Guest Post: Assessing the Relationship Between Parliament and Anticorruption Agencies

Today’s guest post is from Franklin De Vrieze, a Senior Governance Advisor for the Westminster Foundation for Democracy (WFD), a UK public body that works with parliaments, political parties, and civil society groups to promote fairer, more transparent, and more accountable democratic political systems.

In many countries, especially developing or transition countries, an independent anticorruption agency (ACA) is an important part of the country’s national anticorruption strategy. Today, there are more than 100 ACAs around the world, and though there are many different types of ACAs—some have only preventive and policy coordination roles—many ACAs have law enforcement powers (investigation and/or prosecution). To be effective in carrying out these law enforcement responsibilities, particularly when dealing with high-level corruption, ACAs must be sufficiently independent and sufficiently powerful. At the same time, though, the interest in autonomy may sometimes be in tension with other interests. For one thing, an ACA needs to maintain constructive working relations with state bodies dealing with corruption, including courts and the police. For another, accountability is also important. Any entity with law enforcement powers might wield those powers abusively, and in extreme cases, one must worry about the politicization of ACAs

What is the appropriate role of the parliament in addressing these challenges? Somewhat surprisingly, relatively little has been written on this topic. Relatively few ACAs report directly to parliament, probably due to understandable concerns regarding the need for independence from politicians who might themselves be the target of anticorruption investigations. Yet some have argued that for ACAs to be effective, they must be overseen, at least to some degree, by multiple external bodies, including parliament. More generally, in a democracy parliament will often bear ultimate responsibility for establishing measures that guarantee ACA independence but that also provide for sufficient ACA accountability.

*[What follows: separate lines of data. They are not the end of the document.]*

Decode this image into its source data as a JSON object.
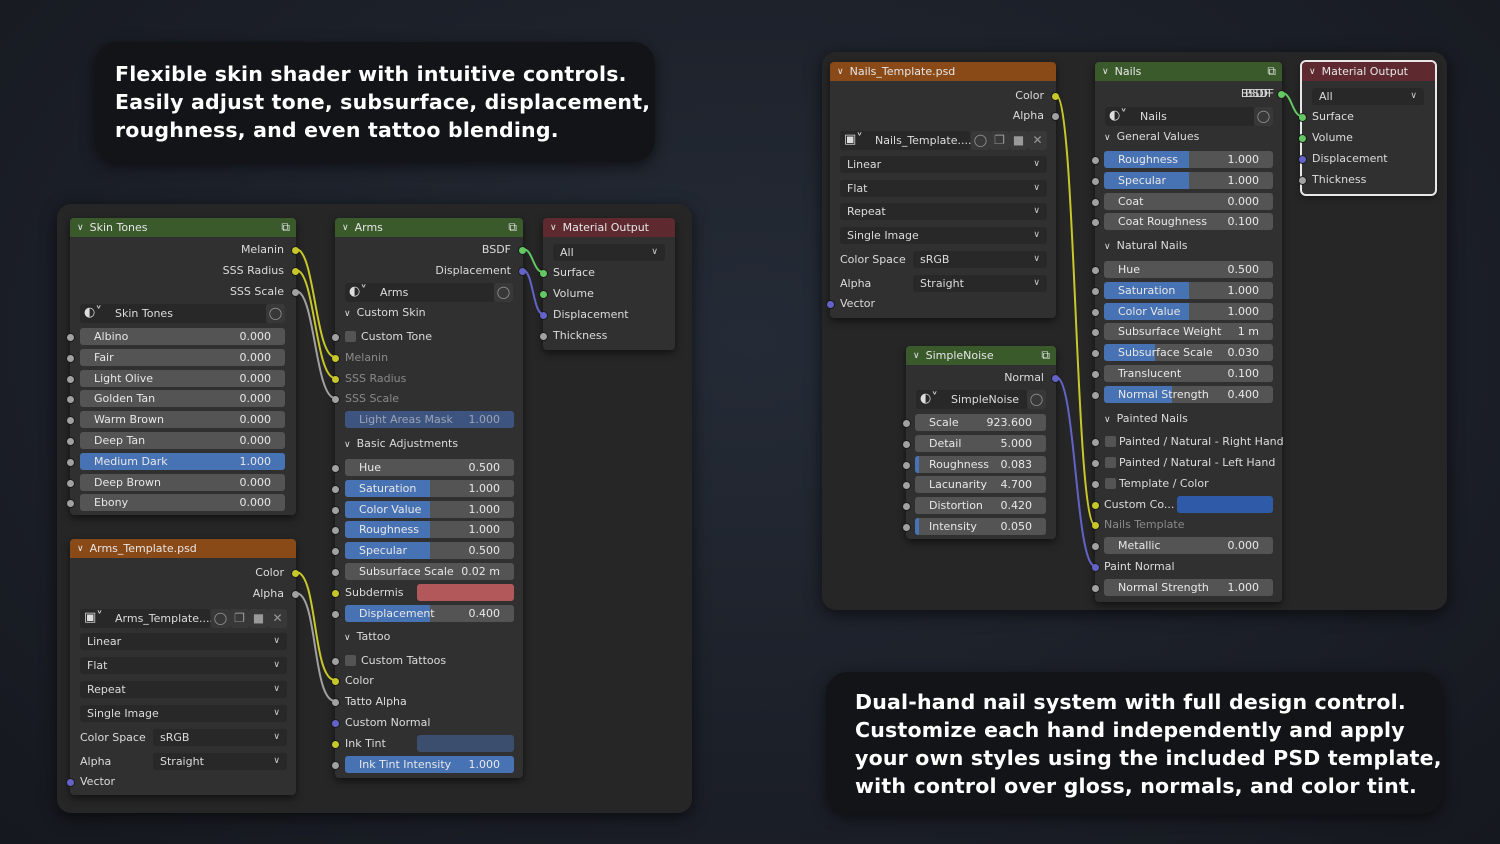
{
  "captions": {
    "top": [
      "Flexible skin shader with intuitive controls.",
      "Easily adjust tone, subsurface, displacement,",
      "roughness, and even tattoo blending."
    ],
    "bottom": [
      "Dual-hand nail system with full design control.",
      "Customize each hand independently and apply",
      "your own styles using the included PSD template,",
      "with control over gloss, normals, and color tint."
    ]
  },
  "colors": {
    "group_header": "#3b5a2c",
    "image_header": "#8a4a18",
    "output_header": "#5e2a30",
    "slider_fill": "#4772b3",
    "subdermis": "#b3585a",
    "ink_tint": "#3c4e6e",
    "custom_color": "#2f5aa8"
  },
  "skin_tones": {
    "title": "Skin Tones",
    "outputs": [
      "Melanin",
      "SSS Radius",
      "SSS Scale"
    ],
    "datablock": "Skin Tones",
    "sliders": [
      {
        "label": "Albino",
        "value": "0.000",
        "fill": 0
      },
      {
        "label": "Fair",
        "value": "0.000",
        "fill": 0
      },
      {
        "label": "Light Olive",
        "value": "0.000",
        "fill": 0
      },
      {
        "label": "Golden Tan",
        "value": "0.000",
        "fill": 0
      },
      {
        "label": "Warm Brown",
        "value": "0.000",
        "fill": 0
      },
      {
        "label": "Deep Tan",
        "value": "0.000",
        "fill": 0
      },
      {
        "label": "Medium Dark",
        "value": "1.000",
        "fill": 1
      },
      {
        "label": "Deep Brown",
        "value": "0.000",
        "fill": 0
      },
      {
        "label": "Ebony",
        "value": "0.000",
        "fill": 0
      }
    ]
  },
  "arms_image": {
    "title": "Arms_Template.psd",
    "outputs": [
      "Color",
      "Alpha"
    ],
    "datablock": "Arms_Template....",
    "interpolation": "Linear",
    "projection": "Flat",
    "extension": "Repeat",
    "source": "Single Image",
    "color_space_label": "Color Space",
    "color_space": "sRGB",
    "alpha_label": "Alpha",
    "alpha_mode": "Straight",
    "vector_label": "Vector"
  },
  "arms": {
    "title": "Arms",
    "outputs": [
      "BSDF",
      "Displacement"
    ],
    "datablock": "Arms",
    "section_skin": "Custom Skin",
    "custom_tone": "Custom Tone",
    "skin_inputs": [
      "Melanin",
      "SSS Radius",
      "SSS Scale"
    ],
    "light_areas": {
      "label": "Light Areas Mask",
      "value": "1.000",
      "fill": 1
    },
    "section_basic": "Basic Adjustments",
    "basic_sliders": [
      {
        "label": "Hue",
        "value": "0.500",
        "fill": 0
      },
      {
        "label": "Saturation",
        "value": "1.000",
        "fill": 0.5
      },
      {
        "label": "Color Value",
        "value": "1.000",
        "fill": 0.5
      },
      {
        "label": "Roughness",
        "value": "1.000",
        "fill": 0.5
      },
      {
        "label": "Specular",
        "value": "0.500",
        "fill": 0.5
      },
      {
        "label": "Subsurface Scale",
        "value": "0.02 m",
        "fill": 0
      }
    ],
    "subdermis": "Subdermis",
    "displacement": {
      "label": "Displacement",
      "value": "0.400",
      "fill": 0.5
    },
    "section_tattoo": "Tattoo",
    "custom_tattoos": "Custom Tattoos",
    "tattoo_color": "Color",
    "tattoo_alpha": "Tatto Alpha",
    "custom_normal": "Custom Normal",
    "ink_tint": "Ink Tint",
    "ink_intensity": {
      "label": "Ink Tint Intensity",
      "value": "1.000",
      "fill": 1
    }
  },
  "output_left": {
    "title": "Material Output",
    "target": "All",
    "inputs": [
      "Surface",
      "Volume",
      "Displacement",
      "Thickness"
    ]
  },
  "nails_image": {
    "title": "Nails_Template.psd",
    "outputs": [
      "Color",
      "Alpha"
    ],
    "datablock": "Nails_Template....",
    "interpolation": "Linear",
    "projection": "Flat",
    "extension": "Repeat",
    "source": "Single Image",
    "color_space_label": "Color Space",
    "color_space": "sRGB",
    "alpha_label": "Alpha",
    "alpha_mode": "Straight",
    "vector_label": "Vector"
  },
  "noise": {
    "title": "SimpleNoise",
    "output": "Normal",
    "datablock": "SimpleNoise",
    "sliders": [
      {
        "label": "Scale",
        "value": "923.600",
        "fill": 0
      },
      {
        "label": "Detail",
        "value": "5.000",
        "fill": 0
      },
      {
        "label": "Roughness",
        "value": "0.083",
        "fill": 0.03
      },
      {
        "label": "Lacunarity",
        "value": "4.700",
        "fill": 0
      },
      {
        "label": "Distortion",
        "value": "0.420",
        "fill": 0
      },
      {
        "label": "Intensity",
        "value": "0.050",
        "fill": 0.03
      }
    ]
  },
  "nails": {
    "title": "Nails",
    "output": "BSDF",
    "datablock": "Nails",
    "section_general": "General Values",
    "general": [
      {
        "label": "Roughness",
        "value": "1.000",
        "fill": 0.5
      },
      {
        "label": "Specular",
        "value": "1.000",
        "fill": 0.5
      },
      {
        "label": "Coat",
        "value": "0.000",
        "fill": 0
      },
      {
        "label": "Coat Roughness",
        "value": "0.100",
        "fill": 0
      }
    ],
    "section_natural": "Natural Nails",
    "natural": [
      {
        "label": "Hue",
        "value": "0.500",
        "fill": 0
      },
      {
        "label": "Saturation",
        "value": "1.000",
        "fill": 0.5
      },
      {
        "label": "Color Value",
        "value": "1.000",
        "fill": 0.5
      },
      {
        "label": "Subsurface Weight",
        "value": "1 m",
        "fill": 0
      },
      {
        "label": "Subsurface Scale",
        "value": "0.030",
        "fill": 0.3
      },
      {
        "label": "Translucent",
        "value": "0.100",
        "fill": 0
      },
      {
        "label": "Normal Strength",
        "value": "0.400",
        "fill": 0.4
      }
    ],
    "section_painted": "Painted Nails",
    "painted_right": "Painted / Natural  - Right Hand",
    "painted_left": "Painted / Natural  - Left Hand",
    "template_color": "Template / Color",
    "custom_color": "Custom Co...",
    "nails_template": "Nails Template",
    "metallic": {
      "label": "Metallic",
      "value": "0.000",
      "fill": 0
    },
    "paint_normal": "Paint Normal",
    "normal_strength": {
      "label": "Normal Strength",
      "value": "1.000",
      "fill": 0
    }
  },
  "output_right": {
    "title": "Material Output",
    "input_bsdf": "BSDF",
    "target": "All",
    "inputs": [
      "Surface",
      "Volume",
      "Displacement",
      "Thickness"
    ]
  }
}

In order to assist researchers and the democracy assistance community in optimizing parliament’s relationship to an ACA, the Westminster Foundation for Democracy (WFD) has recently published a research paper on parliament and independent oversight institutions (including ACAs), together with a companion assessment framework for the analysis of the relationship between parliaments and independent institutions. The assessment framework, which is rooted in existing international and comparative standards such as the Jakarta Statement on Principles for Anti-Corruption Agencies, focuses on four main aspects of parliament’s relationship with the ACA: Continue reading

A Global Stocktaking on This First International Right to Know Day

GAB is pleased to welcome this guest post by the Centre for Law and Democracy:

Today marks the first of what will be an annual recognition and celebration of citizens’ right to access information held by their governments.  Making September 28 International Day for Universal Access to Information will, as the UNESCO resolution establishing it explains, help make governments and citizens alike aware that an “open and transparent government is a fundamental component of a democratic and developed state,” that all natural and legal persons have a “right to seek, access and receive information from public bodies and private bodies performing a public function,” and that it is “the duty of the state to prove such information.”

For the past five years the Centre for Law and Democracy and Access Info Europe have been tracking nations’ efforts in fulfilling this duty, and we are pleased to note that substantial progress has been made.  There are now 112 countries with some form of right to information or freedom of information legislation on the books with six nations enacting a new law this year alone.  Not all RTI laws meet the minimum criteria for granting citizens the right to information, and even those laws that do are not always enforced effectively.  To keep watch over developments, our two organizations annually produce an RTI Rating reporting legal changes and assessing their compliance with international norms.  This year’s report has a number of surprising findings.    Continue reading